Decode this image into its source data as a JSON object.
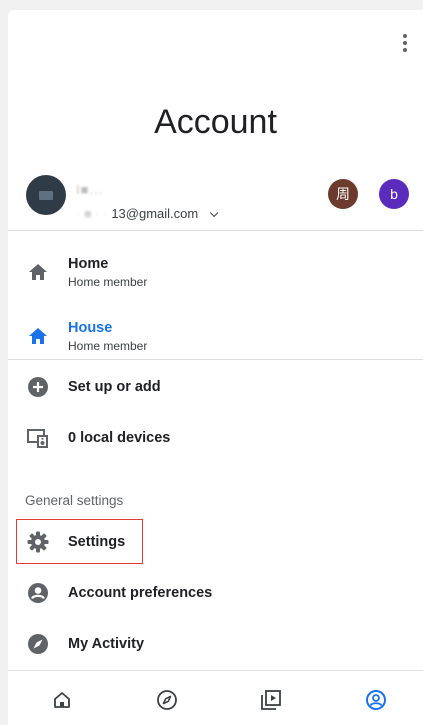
{
  "header": {
    "title": "Account"
  },
  "account": {
    "name": "I■...",
    "email_masked": "·  ■  ·  ·",
    "email_visible": "13@gmail.com",
    "other_accounts": [
      "周",
      "b"
    ]
  },
  "homes": [
    {
      "label": "Home",
      "sub": "Home member"
    },
    {
      "label": "House",
      "sub": "Home member"
    }
  ],
  "actions": [
    {
      "label": "Set up or add"
    },
    {
      "label": "0 local devices"
    }
  ],
  "general": {
    "section_label": "General settings",
    "items": [
      {
        "label": "Settings"
      },
      {
        "label": "Account preferences"
      },
      {
        "label": "My Activity"
      }
    ]
  },
  "colors": {
    "accent": "#1a73e8",
    "icon": "#5f6368",
    "highlight": "#e53935",
    "chip1": "#6d3b2e",
    "chip2": "#5b2bbd"
  },
  "icons": [
    "more-vert-icon",
    "home-icon",
    "add-circle-icon",
    "local-devices-icon",
    "settings-gear-icon",
    "account-circle-icon",
    "compass-icon",
    "nav-home-icon",
    "nav-explore-icon",
    "nav-media-icon",
    "nav-account-icon"
  ]
}
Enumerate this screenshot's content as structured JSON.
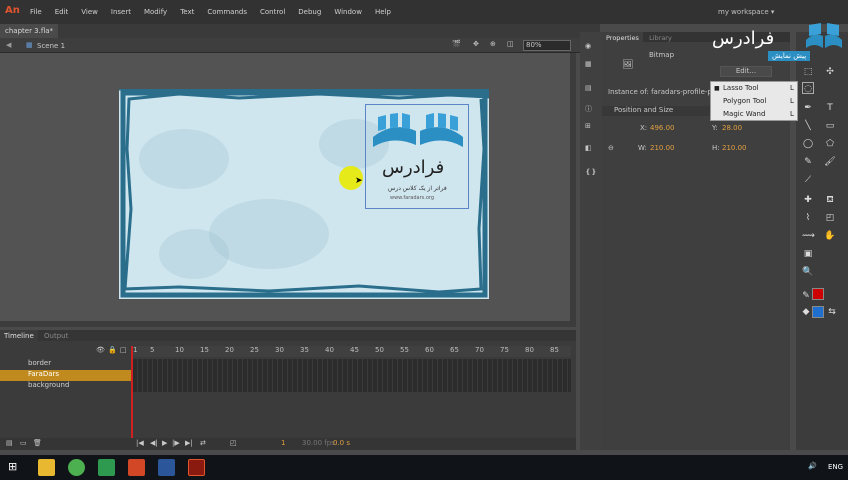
{
  "app": {
    "logo": "An",
    "menus": [
      "File",
      "Edit",
      "View",
      "Insert",
      "Modify",
      "Text",
      "Commands",
      "Control",
      "Debug",
      "Window",
      "Help"
    ],
    "workspace": "my workspace ▾"
  },
  "doc": {
    "tab": "chapter 3.fla*",
    "scene": "Scene 1",
    "zoom": "80%"
  },
  "stage_logo": {
    "title": "فرادرس",
    "tagline": "فراتر از یک کلاس درس",
    "url": "www.faradars.org"
  },
  "timeline": {
    "tabs": [
      "Timeline",
      "Output"
    ],
    "layers": [
      "border",
      "FaraDars",
      "background"
    ],
    "ruler": [
      "1",
      "5",
      "10",
      "15",
      "20",
      "25",
      "30",
      "35",
      "40",
      "45",
      "50",
      "55",
      "60",
      "65",
      "70",
      "75",
      "80",
      "85"
    ],
    "fps": "30.00 fps",
    "time": "0.0 s",
    "frame": "1"
  },
  "props": {
    "tabs": [
      "Properties",
      "Library"
    ],
    "type": "Bitmap",
    "edit": "Edit...",
    "instance": "Instance of: faradars-profile-pi",
    "section": "Position and Size",
    "x_label": "X:",
    "x": "496.00",
    "y_label": "Y:",
    "y": "28.00",
    "w_label": "W:",
    "w": "210.00",
    "h_label": "H:",
    "h": "210.00"
  },
  "flyout": {
    "items": [
      {
        "label": "Lasso Tool",
        "key": "L"
      },
      {
        "label": "Polygon Tool",
        "key": "L"
      },
      {
        "label": "Magic Wand",
        "key": "L"
      }
    ]
  },
  "brand": {
    "name": "فرادرس",
    "sub": "پیش نمایش"
  },
  "taskbar": {
    "lang": "ENG"
  },
  "colors": {
    "accent": "#e0542e",
    "stroke": "#cc0000",
    "fill": "#1e6fd0",
    "frame": "#2a6e8c"
  }
}
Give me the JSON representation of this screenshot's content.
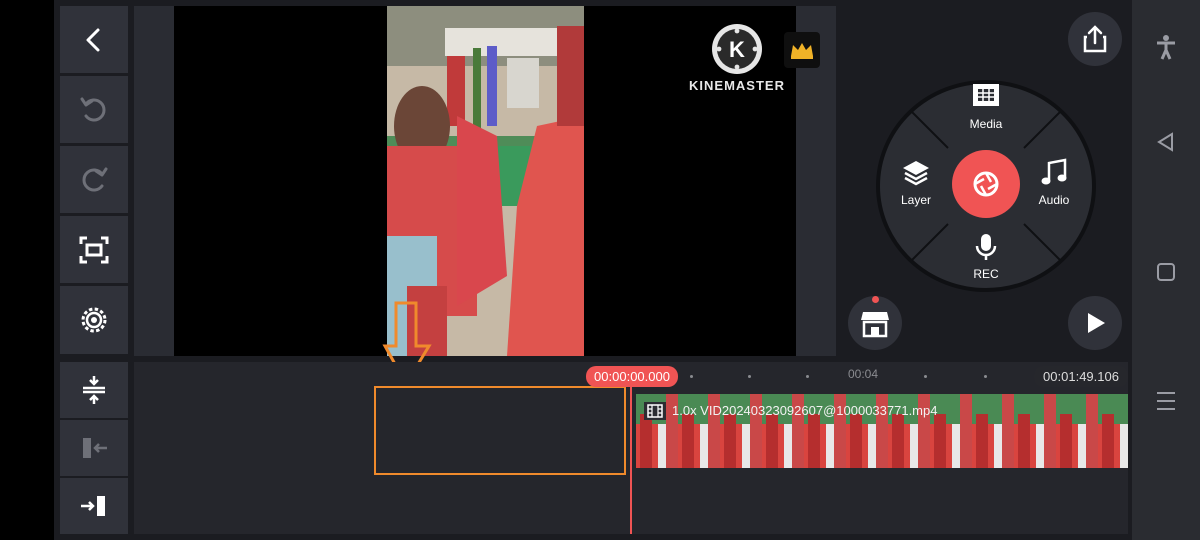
{
  "toolbar_left": {
    "back": "back-icon",
    "undo": "undo-icon",
    "redo": "redo-icon",
    "fit": "fit-screen-icon",
    "settings": "settings-icon"
  },
  "watermark": {
    "brand": "KINEMASTER",
    "premium": "crown-icon"
  },
  "radial_menu": {
    "media_label": "Media",
    "layer_label": "Layer",
    "audio_label": "Audio",
    "rec_label": "REC",
    "capture": "camera-aperture-icon"
  },
  "buttons": {
    "export": "share-export-icon",
    "store": "store-icon",
    "play": "play-icon"
  },
  "timeline": {
    "current_time": "00:00:00.000",
    "marker_label": "00:04",
    "total_duration": "00:01:49.106",
    "clip_label": "1.0x VID20240323092607@1000033771.mp4",
    "tools": [
      "split-icon",
      "trim-left-icon",
      "trim-right-icon"
    ]
  },
  "colors": {
    "accent": "#f05454",
    "highlight": "#f08a2c",
    "panel": "#30323a",
    "background": "#1b1c21"
  }
}
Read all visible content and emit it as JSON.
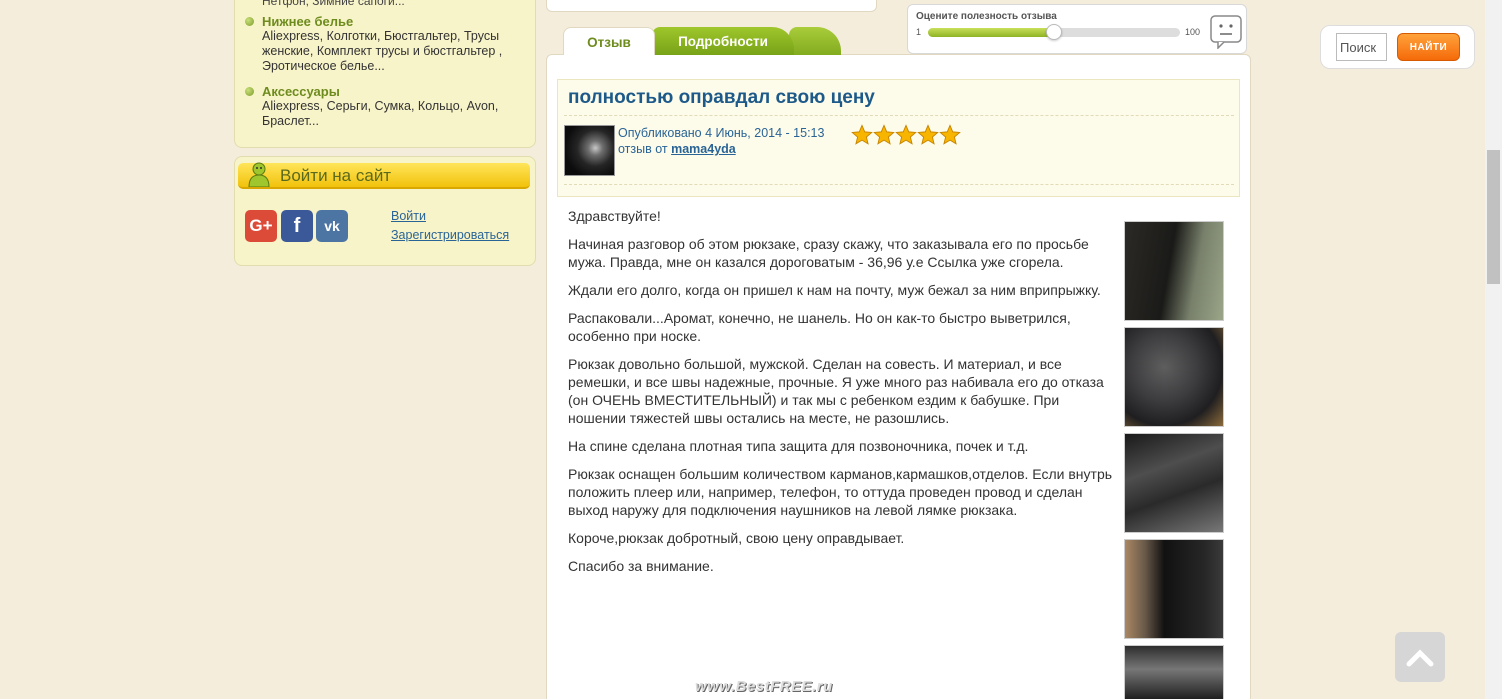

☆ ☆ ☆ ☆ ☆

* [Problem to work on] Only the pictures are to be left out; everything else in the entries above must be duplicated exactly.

* [Worked solution]
Decode this image into its source data as a JSON object.
{
  "header": {
    "title": "Account"
  },
  "account": {
    "name": "I■...",
    "email_masked": "·  ■  ·  ·",
    "email_visible": "13@gmail.com",
    "other_accounts": [
      "周",
      "b"
    ]
  },
  "homes": [
    {
      "label": "Home",
      "sub": "Home member"
    },
    {
      "label": "House",
      "sub": "Home member"
    }
  ],
  "actions": [
    {
      "label": "Set up or add"
    },
    {
      "label": "0 local devices"
    }
  ],
  "general": {
    "section_label": "General settings",
    "items": [
      {
        "label": "Settings"
      },
      {
        "label": "Account preferences"
      },
      {
        "label": "My Activity"
      }
    ]
  },
  "colors": {
    "accent": "#1a73e8",
    "icon": "#5f6368",
    "highlight": "#e53935",
    "chip1": "#6d3b2e",
    "chip2": "#5b2bbd"
  },
  "icons": [
    "more-vert-icon",
    "home-icon",
    "add-circle-icon",
    "local-devices-icon",
    "settings-gear-icon",
    "account-circle-icon",
    "compass-icon",
    "nav-home-icon",
    "nav-explore-icon",
    "nav-media-icon",
    "nav-account-icon"
  ]
}
Enumerate this screenshot's content as structured JSON.
{
  "app": {
    "logo": "An",
    "menus": [
      "File",
      "Edit",
      "View",
      "Insert",
      "Modify",
      "Text",
      "Commands",
      "Control",
      "Debug",
      "Window",
      "Help"
    ],
    "workspace": "my workspace ▾"
  },
  "doc": {
    "tab": "chapter 3.fla*",
    "scene": "Scene 1",
    "zoom": "80%"
  },
  "stage_logo": {
    "title": "فرادرس",
    "tagline": "فراتر از یک کلاس درس",
    "url": "www.faradars.org"
  },
  "timeline": {
    "tabs": [
      "Timeline",
      "Output"
    ],
    "layers": [
      "border",
      "FaraDars",
      "background"
    ],
    "ruler": [
      "1",
      "5",
      "10",
      "15",
      "20",
      "25",
      "30",
      "35",
      "40",
      "45",
      "50",
      "55",
      "60",
      "65",
      "70",
      "75",
      "80",
      "85"
    ],
    "fps": "30.00 fps",
    "time": "0.0 s",
    "frame": "1"
  },
  "props": {
    "tabs": [
      "Properties",
      "Library"
    ],
    "type": "Bitmap",
    "edit": "Edit...",
    "instance": "Instance of: faradars-profile-pi",
    "section": "Position and Size",
    "x_label": "X:",
    "x": "496.00",
    "y_label": "Y:",
    "y": "28.00",
    "w_label": "W:",
    "w": "210.00",
    "h_label": "H:",
    "h": "210.00"
  },
  "flyout": {
    "items": [
      {
        "label": "Lasso Tool",
        "key": "L"
      },
      {
        "label": "Polygon Tool",
        "key": "L"
      },
      {
        "label": "Magic Wand",
        "key": "L"
      }
    ]
  },
  "brand": {
    "name": "فرادرس",
    "sub": "پیش نمایش"
  },
  "taskbar": {
    "lang": "ENG"
  },
  "colors": {
    "accent": "#e0542e",
    "stroke": "#cc0000",
    "fill": "#1e6fd0",
    "frame": "#2a6e8c"
  }
}
Give me the JSON representation of this screenshot's content.
{
  "toolbar_left": {
    "back": "back-icon",
    "undo": "undo-icon",
    "redo": "redo-icon",
    "fit": "fit-screen-icon",
    "settings": "settings-icon"
  },
  "watermark": {
    "brand": "KINEMASTER",
    "premium": "crown-icon"
  },
  "radial_menu": {
    "media_label": "Media",
    "layer_label": "Layer",
    "audio_label": "Audio",
    "rec_label": "REC",
    "capture": "camera-aperture-icon"
  },
  "buttons": {
    "export": "share-export-icon",
    "store": "store-icon",
    "play": "play-icon"
  },
  "timeline": {
    "current_time": "00:00:00.000",
    "marker_label": "00:04",
    "total_duration": "00:01:49.106",
    "clip_label": "1.0x VID20240323092607@1000033771.mp4",
    "tools": [
      "split-icon",
      "trim-left-icon",
      "trim-right-icon"
    ]
  },
  "colors": {
    "accent": "#f05454",
    "highlight": "#f08a2c",
    "panel": "#30323a",
    "background": "#1b1c21"
  }
}
Read all visible content and emit it as JSON.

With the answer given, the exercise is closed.